Work instruction: Would you give the data below back exactly as it reads?

Dataset records:

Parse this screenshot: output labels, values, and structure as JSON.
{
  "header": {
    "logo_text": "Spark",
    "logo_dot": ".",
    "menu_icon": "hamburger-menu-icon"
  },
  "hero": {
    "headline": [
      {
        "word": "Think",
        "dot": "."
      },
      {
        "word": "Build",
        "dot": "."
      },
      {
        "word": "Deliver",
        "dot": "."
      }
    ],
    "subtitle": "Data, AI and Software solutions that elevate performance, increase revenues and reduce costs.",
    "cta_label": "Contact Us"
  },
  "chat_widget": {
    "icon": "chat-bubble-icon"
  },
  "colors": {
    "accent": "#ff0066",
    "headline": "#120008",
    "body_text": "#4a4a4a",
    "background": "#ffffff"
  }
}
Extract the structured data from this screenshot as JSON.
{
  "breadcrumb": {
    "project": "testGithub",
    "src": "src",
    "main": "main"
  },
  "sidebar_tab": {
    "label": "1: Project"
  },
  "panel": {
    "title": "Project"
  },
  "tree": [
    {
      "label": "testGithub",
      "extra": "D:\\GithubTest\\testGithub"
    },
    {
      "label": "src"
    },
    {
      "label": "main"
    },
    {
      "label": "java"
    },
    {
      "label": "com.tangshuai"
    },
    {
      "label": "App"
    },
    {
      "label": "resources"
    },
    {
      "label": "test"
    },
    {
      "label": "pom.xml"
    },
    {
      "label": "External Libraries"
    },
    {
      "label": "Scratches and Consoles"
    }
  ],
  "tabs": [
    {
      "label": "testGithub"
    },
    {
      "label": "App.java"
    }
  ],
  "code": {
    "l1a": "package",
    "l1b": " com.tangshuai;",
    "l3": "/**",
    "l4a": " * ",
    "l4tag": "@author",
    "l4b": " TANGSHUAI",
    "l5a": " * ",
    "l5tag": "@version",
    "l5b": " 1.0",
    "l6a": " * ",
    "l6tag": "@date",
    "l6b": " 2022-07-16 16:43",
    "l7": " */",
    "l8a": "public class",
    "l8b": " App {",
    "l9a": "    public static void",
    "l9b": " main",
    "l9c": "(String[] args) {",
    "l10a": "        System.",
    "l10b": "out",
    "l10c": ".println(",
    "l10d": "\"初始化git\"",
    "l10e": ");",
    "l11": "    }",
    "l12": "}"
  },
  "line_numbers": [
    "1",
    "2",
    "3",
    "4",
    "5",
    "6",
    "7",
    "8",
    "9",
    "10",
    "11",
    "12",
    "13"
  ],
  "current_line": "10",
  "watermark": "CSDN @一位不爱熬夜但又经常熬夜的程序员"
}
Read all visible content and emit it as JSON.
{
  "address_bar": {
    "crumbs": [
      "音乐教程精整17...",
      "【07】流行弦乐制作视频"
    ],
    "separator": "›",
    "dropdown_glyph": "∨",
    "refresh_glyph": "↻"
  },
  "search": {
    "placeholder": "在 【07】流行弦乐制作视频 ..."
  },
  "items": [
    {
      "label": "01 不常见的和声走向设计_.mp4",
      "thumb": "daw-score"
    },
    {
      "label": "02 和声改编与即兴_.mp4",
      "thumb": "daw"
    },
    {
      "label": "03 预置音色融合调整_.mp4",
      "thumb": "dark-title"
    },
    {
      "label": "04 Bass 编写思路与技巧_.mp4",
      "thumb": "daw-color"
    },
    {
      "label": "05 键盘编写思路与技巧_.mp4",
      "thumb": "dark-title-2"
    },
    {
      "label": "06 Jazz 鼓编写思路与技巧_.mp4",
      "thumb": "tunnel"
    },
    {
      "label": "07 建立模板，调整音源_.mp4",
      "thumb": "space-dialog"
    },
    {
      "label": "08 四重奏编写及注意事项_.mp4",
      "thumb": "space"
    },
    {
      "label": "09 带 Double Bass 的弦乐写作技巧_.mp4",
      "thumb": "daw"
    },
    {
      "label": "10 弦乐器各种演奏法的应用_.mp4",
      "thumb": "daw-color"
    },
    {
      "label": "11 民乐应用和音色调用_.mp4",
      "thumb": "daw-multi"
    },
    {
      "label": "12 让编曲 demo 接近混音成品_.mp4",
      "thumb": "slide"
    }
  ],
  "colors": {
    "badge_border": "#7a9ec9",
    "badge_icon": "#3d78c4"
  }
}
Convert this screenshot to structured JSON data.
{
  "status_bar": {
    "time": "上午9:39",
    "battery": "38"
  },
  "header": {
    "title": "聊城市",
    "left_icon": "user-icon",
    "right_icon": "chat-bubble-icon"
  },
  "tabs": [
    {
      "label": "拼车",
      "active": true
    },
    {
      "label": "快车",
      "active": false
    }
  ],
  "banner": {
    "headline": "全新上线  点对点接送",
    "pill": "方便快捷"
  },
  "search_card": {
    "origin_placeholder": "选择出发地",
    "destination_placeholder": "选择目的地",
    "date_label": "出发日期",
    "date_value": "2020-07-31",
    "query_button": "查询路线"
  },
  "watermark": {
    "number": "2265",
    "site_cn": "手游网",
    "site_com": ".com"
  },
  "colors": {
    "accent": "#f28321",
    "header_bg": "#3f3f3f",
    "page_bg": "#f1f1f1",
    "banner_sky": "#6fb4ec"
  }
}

Written answer:
Parse this screenshot: output labels, values, and structure as JSON.
{
  "header": {
    "logo_text": "Spark",
    "logo_dot": ".",
    "menu_icon": "hamburger-menu-icon"
  },
  "hero": {
    "headline": [
      {
        "word": "Think",
        "dot": "."
      },
      {
        "word": "Build",
        "dot": "."
      },
      {
        "word": "Deliver",
        "dot": "."
      }
    ],
    "subtitle": "Data, AI and Software solutions that elevate performance, increase revenues and reduce costs.",
    "cta_label": "Contact Us"
  },
  "chat_widget": {
    "icon": "chat-bubble-icon"
  },
  "colors": {
    "accent": "#ff0066",
    "headline": "#120008",
    "body_text": "#4a4a4a",
    "background": "#ffffff"
  }
}
Extract the structured data from this screenshot as JSON.
{
  "breadcrumb": {
    "project": "testGithub",
    "src": "src",
    "main": "main"
  },
  "sidebar_tab": {
    "label": "1: Project"
  },
  "panel": {
    "title": "Project"
  },
  "tree": [
    {
      "label": "testGithub",
      "extra": "D:\\GithubTest\\testGithub"
    },
    {
      "label": "src"
    },
    {
      "label": "main"
    },
    {
      "label": "java"
    },
    {
      "label": "com.tangshuai"
    },
    {
      "label": "App"
    },
    {
      "label": "resources"
    },
    {
      "label": "test"
    },
    {
      "label": "pom.xml"
    },
    {
      "label": "External Libraries"
    },
    {
      "label": "Scratches and Consoles"
    }
  ],
  "tabs": [
    {
      "label": "testGithub"
    },
    {
      "label": "App.java"
    }
  ],
  "code": {
    "l1a": "package",
    "l1b": " com.tangshuai;",
    "l3": "/**",
    "l4a": " * ",
    "l4tag": "@author",
    "l4b": " TANGSHUAI",
    "l5a": " * ",
    "l5tag": "@version",
    "l5b": " 1.0",
    "l6a": " * ",
    "l6tag": "@date",
    "l6b": " 2022-07-16 16:43",
    "l7": " */",
    "l8a": "public class",
    "l8b": " App {",
    "l9a": "    public static void",
    "l9b": " main",
    "l9c": "(String[] args) {",
    "l10a": "        System.",
    "l10b": "out",
    "l10c": ".println(",
    "l10d": "\"初始化git\"",
    "l10e": ");",
    "l11": "    }",
    "l12": "}"
  },
  "line_numbers": [
    "1",
    "2",
    "3",
    "4",
    "5",
    "6",
    "7",
    "8",
    "9",
    "10",
    "11",
    "12",
    "13"
  ],
  "current_line": "10",
  "watermark": "CSDN @一位不爱熬夜但又经常熬夜的程序员"
}
Read all visible content and emit it as JSON.
{
  "address_bar": {
    "crumbs": [
      "音乐教程精整17...",
      "【07】流行弦乐制作视频"
    ],
    "separator": "›",
    "dropdown_glyph": "∨",
    "refresh_glyph": "↻"
  },
  "search": {
    "placeholder": "在 【07】流行弦乐制作视频 ..."
  },
  "items": [
    {
      "label": "01 不常见的和声走向设计_.mp4",
      "thumb": "daw-score"
    },
    {
      "label": "02 和声改编与即兴_.mp4",
      "thumb": "daw"
    },
    {
      "label": "03 预置音色融合调整_.mp4",
      "thumb": "dark-title"
    },
    {
      "label": "04 Bass 编写思路与技巧_.mp4",
      "thumb": "daw-color"
    },
    {
      "label": "05 键盘编写思路与技巧_.mp4",
      "thumb": "dark-title-2"
    },
    {
      "label": "06 Jazz 鼓编写思路与技巧_.mp4",
      "thumb": "tunnel"
    },
    {
      "label": "07 建立模板，调整音源_.mp4",
      "thumb": "space-dialog"
    },
    {
      "label": "08 四重奏编写及注意事项_.mp4",
      "thumb": "space"
    },
    {
      "label": "09 带 Double Bass 的弦乐写作技巧_.mp4",
      "thumb": "daw"
    },
    {
      "label": "10 弦乐器各种演奏法的应用_.mp4",
      "thumb": "daw-color"
    },
    {
      "label": "11 民乐应用和音色调用_.mp4",
      "thumb": "daw-multi"
    },
    {
      "label": "12 让编曲 demo 接近混音成品_.mp4",
      "thumb": "slide"
    }
  ],
  "colors": {
    "badge_border": "#7a9ec9",
    "badge_icon": "#3d78c4"
  }
}
Convert this screenshot to structured JSON data.
{
  "status_bar": {
    "time": "上午9:39",
    "battery": "38"
  },
  "header": {
    "title": "聊城市",
    "left_icon": "user-icon",
    "right_icon": "chat-bubble-icon"
  },
  "tabs": [
    {
      "label": "拼车",
      "active": true
    },
    {
      "label": "快车",
      "active": false
    }
  ],
  "banner": {
    "headline": "全新上线  点对点接送",
    "pill": "方便快捷"
  },
  "search_card": {
    "origin_placeholder": "选择出发地",
    "destination_placeholder": "选择目的地",
    "date_label": "出发日期",
    "date_value": "2020-07-31",
    "query_button": "查询路线"
  },
  "watermark": {
    "number": "2265",
    "site_cn": "手游网",
    "site_com": ".com"
  },
  "colors": {
    "accent": "#f28321",
    "header_bg": "#3f3f3f",
    "page_bg": "#f1f1f1",
    "banner_sky": "#6fb4ec"
  }
}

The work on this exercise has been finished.